[Page and application data records]

□ □ □ □ □

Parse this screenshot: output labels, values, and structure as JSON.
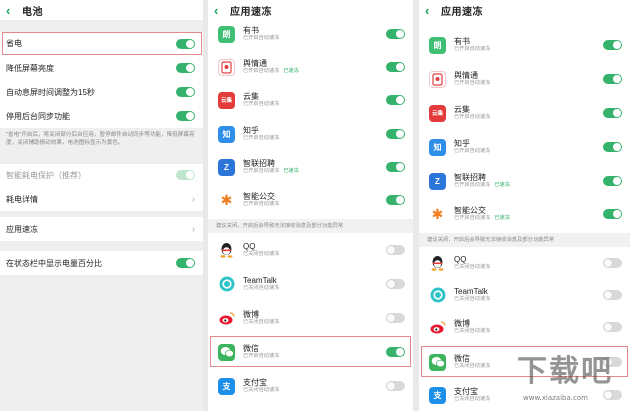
{
  "panel1": {
    "title": "电池",
    "rows": [
      {
        "label": "省电",
        "toggle": "on"
      },
      {
        "label": "降低屏幕亮度",
        "toggle": "on"
      },
      {
        "label": "自动息屏时间调整为15秒",
        "toggle": "on"
      },
      {
        "label": "停用后台同步功能",
        "toggle": "on"
      }
    ],
    "note": "\"省电\"开启后，将关闭部分后台应用，暂停邮件自动同步等功能，降低屏幕亮度，关闭辅助振动效果，电池图标显示为黄色。",
    "smart_protect": "智能耗电保护（推荐）",
    "power_detail": "耗电详情",
    "app_freeze": "应用速冻",
    "show_percent": "在状态栏中显示电量百分比"
  },
  "panel2": {
    "title": "应用速冻",
    "apps_top": [
      {
        "name": "有书",
        "sub": "已开启自动速冻",
        "status": "",
        "icon": "book-app-icon"
      },
      {
        "name": "舆情通",
        "sub": "已开启自动速冻",
        "status": "已速冻",
        "icon": "yuqing-app-icon"
      },
      {
        "name": "云集",
        "sub": "已开启自动速冻",
        "status": "",
        "icon": "yunji-app-icon"
      },
      {
        "name": "知乎",
        "sub": "已开启自动速冻",
        "status": "",
        "icon": "zhihu-app-icon"
      },
      {
        "name": "智联招聘",
        "sub": "已开启自动速冻",
        "status": "已速冻",
        "icon": "zhilian-app-icon"
      },
      {
        "name": "智能公交",
        "sub": "已开启自动速冻",
        "status": "",
        "icon": "bus-app-icon"
      }
    ],
    "suggest": "建议关闭，开启后会导致无法接收消息及部分功能异常",
    "apps_bottom": [
      {
        "name": "QQ",
        "sub": "已关闭自动速冻",
        "icon": "qq-app-icon"
      },
      {
        "name": "TeamTalk",
        "sub": "已关闭自动速冻",
        "icon": "teamtalk-app-icon"
      },
      {
        "name": "微博",
        "sub": "已关闭自动速冻",
        "icon": "weibo-app-icon"
      },
      {
        "name": "微信",
        "sub": "已开启自动速冻",
        "icon": "wechat-app-icon"
      },
      {
        "name": "支付宝",
        "sub": "已关闭自动速冻",
        "icon": "alipay-app-icon"
      }
    ]
  },
  "panel3": {
    "title": "应用速冻",
    "apps_top": [
      {
        "name": "有书",
        "sub": "已开启自动速冻",
        "status": ""
      },
      {
        "name": "舆情通",
        "sub": "已开启自动速冻",
        "status": ""
      },
      {
        "name": "云集",
        "sub": "已开启自动速冻",
        "status": ""
      },
      {
        "name": "知乎",
        "sub": "已开启自动速冻",
        "status": ""
      },
      {
        "name": "智联招聘",
        "sub": "已开启自动速冻",
        "status": "已速冻"
      },
      {
        "name": "智能公交",
        "sub": "已开启自动速冻",
        "status": "已速冻"
      }
    ],
    "suggest": "建议关闭，开启后会导致无法接收消息及部分功能异常",
    "apps_bottom": [
      {
        "name": "QQ",
        "sub": "已关闭自动速冻"
      },
      {
        "name": "TeamTalk",
        "sub": "已关闭自动速冻"
      },
      {
        "name": "微博",
        "sub": "已关闭自动速冻"
      },
      {
        "name": "微信",
        "sub": "已关闭自动速冻"
      },
      {
        "name": "支付宝",
        "sub": "已关闭自动速冻"
      }
    ]
  },
  "icon_glyphs": {
    "youshu": "朗",
    "yunji": "云集",
    "zhihu": "知",
    "zhilian": "Z",
    "alipay": "支"
  },
  "watermark": {
    "text": "下载吧",
    "url": "www.xiazaiba.com"
  },
  "colors": {
    "accent": "#35b26b",
    "highlight": "#e58a8a",
    "status_green": "#35b26b"
  }
}
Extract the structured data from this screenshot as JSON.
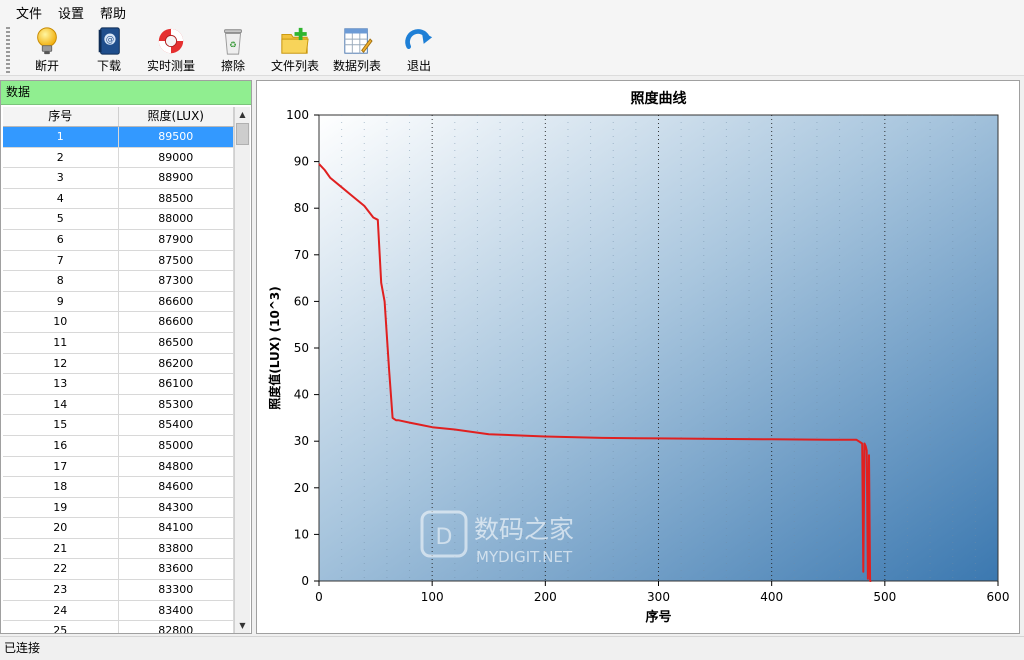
{
  "menu": [
    "文件",
    "设置",
    "帮助"
  ],
  "toolbar": [
    {
      "label": "断开",
      "icon": "lightbulb-icon"
    },
    {
      "label": "下载",
      "icon": "address-book-icon"
    },
    {
      "label": "实时测量",
      "icon": "lifebuoy-icon"
    },
    {
      "label": "擦除",
      "icon": "recycle-bin-icon"
    },
    {
      "label": "文件列表",
      "icon": "folder-add-icon"
    },
    {
      "label": "数据列表",
      "icon": "table-edit-icon"
    },
    {
      "label": "退出",
      "icon": "redo-arrow-icon"
    }
  ],
  "panel": {
    "title": "数据",
    "columns": [
      "序号",
      "照度(LUX)"
    ],
    "rows": [
      [
        "1",
        "89500"
      ],
      [
        "2",
        "89000"
      ],
      [
        "3",
        "88900"
      ],
      [
        "4",
        "88500"
      ],
      [
        "5",
        "88000"
      ],
      [
        "6",
        "87900"
      ],
      [
        "7",
        "87500"
      ],
      [
        "8",
        "87300"
      ],
      [
        "9",
        "86600"
      ],
      [
        "10",
        "86600"
      ],
      [
        "11",
        "86500"
      ],
      [
        "12",
        "86200"
      ],
      [
        "13",
        "86100"
      ],
      [
        "14",
        "85300"
      ],
      [
        "15",
        "85400"
      ],
      [
        "16",
        "85000"
      ],
      [
        "17",
        "84800"
      ],
      [
        "18",
        "84600"
      ],
      [
        "19",
        "84300"
      ],
      [
        "20",
        "84100"
      ],
      [
        "21",
        "83800"
      ],
      [
        "22",
        "83600"
      ],
      [
        "23",
        "83300"
      ],
      [
        "24",
        "83400"
      ],
      [
        "25",
        "82800"
      ]
    ],
    "selected_row": 0
  },
  "chart_data": {
    "type": "line",
    "title": "照度曲线",
    "xlabel": "序号",
    "ylabel": "照度值(LUX) (10^3)",
    "xlim": [
      0,
      600
    ],
    "ylim": [
      0,
      100
    ],
    "xticks": [
      0,
      100,
      200,
      300,
      400,
      500,
      600
    ],
    "yticks": [
      0,
      10,
      20,
      30,
      40,
      50,
      60,
      70,
      80,
      90,
      100
    ],
    "grid": "dotted-vertical",
    "series": [
      {
        "color": "#e02020",
        "x": [
          0,
          5,
          10,
          20,
          30,
          40,
          48,
          52,
          55,
          58,
          62,
          65,
          68,
          70,
          80,
          90,
          100,
          120,
          150,
          200,
          250,
          300,
          350,
          400,
          450,
          475,
          480,
          481,
          482,
          483,
          484,
          485,
          486,
          487,
          488
        ],
        "y": [
          89.5,
          88.2,
          86.5,
          84.5,
          82.5,
          80.5,
          78,
          77.5,
          64,
          60,
          45,
          35,
          34.5,
          34.5,
          34,
          33.5,
          33,
          32.5,
          31.5,
          31,
          30.7,
          30.6,
          30.5,
          30.4,
          30.3,
          30.3,
          29.5,
          2,
          29.5,
          29,
          28,
          0.5,
          27,
          0,
          0
        ]
      }
    ]
  },
  "watermark": {
    "line1": "数码之家",
    "line2": "MYDIGIT.NET"
  },
  "status": "已连接",
  "colors": {
    "header_green": "#90ee90",
    "selection": "#3399ff",
    "series": "#e02020",
    "plot_dark": "#3b78b0"
  }
}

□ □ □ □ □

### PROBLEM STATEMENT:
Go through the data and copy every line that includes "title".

### RESPONSE AREA:
    "title": "电池",
    "title": "应用速冻",
    "title": "应用速冻",
    "title": "数据",
    "title": "照度曲线",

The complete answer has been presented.